Given the BLM’s history of delays in addressing this issue, anonymous replacement and new routing are likely to continue. According to Lee Kirk, the BLM’s Lead Outdoor Recreation Planner, the BLM is currently working with the Las Vegas Climbers’ Liaison Council to develop a memorandum of understanding of its plans for interacting with the community. Although an overdue step in the right direction, the memorandum will not change the area’s new bolting rules. That will require an updated Climbing Management Plan. And climbing policy, Kirk says, is contingent upon a new Wilderness Plan. The first draft of such a plan isn’t expected by the BLM until early 2011, and according to Kirk, a completed plan is years away.
By our final day in Red Rock, Garrett and I had run out of excuses and, with a decidedly minor arsenal of gear, set out to answer the call of The Warrior. A derelict roadbed, these days the domain of climbers and coyotes, led us toward an obvious brush-filled gully. Shaded by the initial chimney, we pulled gear from our packs, and pine and cactus needles from our shirts and underwear. Then we were off.
Living up to all expectations, The Warrior was a demanding line: at times excellent, at times scary, and ultimately unforgettable.
Atop the spire we pantomimed the endless fist jams on pitch three, still thrilled. Having finally reached the summit, the last one of the trip, we were reluctant to go down. The pointed shadows of the mountains, like a yawning line of teeth, stretched eastward on the desert floor. We tried to spot our silhouettes, imagining them extending above Cactus Flower Tower toward an invisible boundary between wilderness and whatever lies beyond. The evening sun dimmed while the lights of Las Vegas grew, directing our gazes toward development and the very thing we had sought to escape.

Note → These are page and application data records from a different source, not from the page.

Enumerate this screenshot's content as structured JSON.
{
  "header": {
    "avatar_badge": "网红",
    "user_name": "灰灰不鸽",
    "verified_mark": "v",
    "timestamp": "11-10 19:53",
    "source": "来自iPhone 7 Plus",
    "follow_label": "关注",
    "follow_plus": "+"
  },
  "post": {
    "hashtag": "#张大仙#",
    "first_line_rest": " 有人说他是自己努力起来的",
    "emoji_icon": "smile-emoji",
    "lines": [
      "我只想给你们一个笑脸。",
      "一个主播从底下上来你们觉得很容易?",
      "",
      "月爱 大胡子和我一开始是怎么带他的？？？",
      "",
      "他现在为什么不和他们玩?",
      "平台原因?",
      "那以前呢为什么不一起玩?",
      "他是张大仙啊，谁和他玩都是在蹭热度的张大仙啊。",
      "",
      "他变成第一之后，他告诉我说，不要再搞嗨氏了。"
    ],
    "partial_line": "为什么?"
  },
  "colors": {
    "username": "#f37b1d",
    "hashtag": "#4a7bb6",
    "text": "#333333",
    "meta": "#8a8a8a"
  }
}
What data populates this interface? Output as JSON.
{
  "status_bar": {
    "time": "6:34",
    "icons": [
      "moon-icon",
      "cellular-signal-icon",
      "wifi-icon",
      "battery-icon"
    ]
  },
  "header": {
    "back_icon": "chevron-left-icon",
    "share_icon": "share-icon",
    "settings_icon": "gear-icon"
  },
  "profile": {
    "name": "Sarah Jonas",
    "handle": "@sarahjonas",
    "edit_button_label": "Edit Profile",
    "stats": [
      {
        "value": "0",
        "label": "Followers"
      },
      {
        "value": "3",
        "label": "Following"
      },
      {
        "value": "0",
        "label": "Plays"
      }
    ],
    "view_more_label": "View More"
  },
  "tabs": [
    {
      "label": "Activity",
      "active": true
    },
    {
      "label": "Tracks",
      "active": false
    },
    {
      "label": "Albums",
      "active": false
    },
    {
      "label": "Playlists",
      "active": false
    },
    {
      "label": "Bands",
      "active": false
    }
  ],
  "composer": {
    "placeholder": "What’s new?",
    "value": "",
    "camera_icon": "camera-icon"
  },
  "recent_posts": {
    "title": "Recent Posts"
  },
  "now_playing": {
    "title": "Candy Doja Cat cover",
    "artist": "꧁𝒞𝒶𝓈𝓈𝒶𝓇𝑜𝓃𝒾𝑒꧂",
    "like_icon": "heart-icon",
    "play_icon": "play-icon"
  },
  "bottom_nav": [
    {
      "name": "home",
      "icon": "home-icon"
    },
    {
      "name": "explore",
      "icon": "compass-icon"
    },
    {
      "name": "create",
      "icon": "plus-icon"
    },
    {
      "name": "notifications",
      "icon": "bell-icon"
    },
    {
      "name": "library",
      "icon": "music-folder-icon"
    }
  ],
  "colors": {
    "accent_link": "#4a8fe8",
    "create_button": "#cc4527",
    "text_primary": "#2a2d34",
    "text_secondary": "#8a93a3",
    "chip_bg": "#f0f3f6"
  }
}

Just over the hill, it was approaching.
Blake Herrington learned to climb in the North Cascades of Washington, and now resides in Denver, navigating the wilderness of part-time employment and full-time climbing obsession.